=== Data listing ===
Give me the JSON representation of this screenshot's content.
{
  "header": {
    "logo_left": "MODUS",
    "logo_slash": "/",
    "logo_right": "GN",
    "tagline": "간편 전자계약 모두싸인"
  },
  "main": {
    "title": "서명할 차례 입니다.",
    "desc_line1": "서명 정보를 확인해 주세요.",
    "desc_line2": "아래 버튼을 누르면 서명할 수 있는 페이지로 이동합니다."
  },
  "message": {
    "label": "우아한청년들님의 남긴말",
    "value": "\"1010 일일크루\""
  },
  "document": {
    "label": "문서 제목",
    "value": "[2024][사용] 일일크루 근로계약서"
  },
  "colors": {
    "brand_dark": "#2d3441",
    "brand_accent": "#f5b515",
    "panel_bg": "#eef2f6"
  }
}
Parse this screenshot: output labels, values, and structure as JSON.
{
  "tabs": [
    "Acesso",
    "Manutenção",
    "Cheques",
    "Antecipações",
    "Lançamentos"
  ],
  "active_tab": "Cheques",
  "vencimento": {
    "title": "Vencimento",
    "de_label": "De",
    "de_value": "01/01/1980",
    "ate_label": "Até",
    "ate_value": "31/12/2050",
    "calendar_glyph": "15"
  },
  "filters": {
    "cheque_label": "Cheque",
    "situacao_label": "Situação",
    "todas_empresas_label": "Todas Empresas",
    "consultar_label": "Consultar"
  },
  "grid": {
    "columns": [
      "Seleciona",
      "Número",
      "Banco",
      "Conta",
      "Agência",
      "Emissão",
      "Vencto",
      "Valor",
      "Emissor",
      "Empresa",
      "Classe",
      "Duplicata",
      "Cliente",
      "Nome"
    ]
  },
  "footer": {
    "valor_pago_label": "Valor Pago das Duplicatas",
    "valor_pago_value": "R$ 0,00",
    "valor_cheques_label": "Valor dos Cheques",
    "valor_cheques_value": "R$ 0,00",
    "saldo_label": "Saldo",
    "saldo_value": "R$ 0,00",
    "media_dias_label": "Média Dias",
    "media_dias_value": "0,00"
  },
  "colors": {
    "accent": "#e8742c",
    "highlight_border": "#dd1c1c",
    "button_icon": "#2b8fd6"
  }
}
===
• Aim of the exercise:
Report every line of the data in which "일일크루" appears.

• Output:
    "value": "\"1010 일일크루\""
    "value": "[2024][사용] 일일크루 근로계약서"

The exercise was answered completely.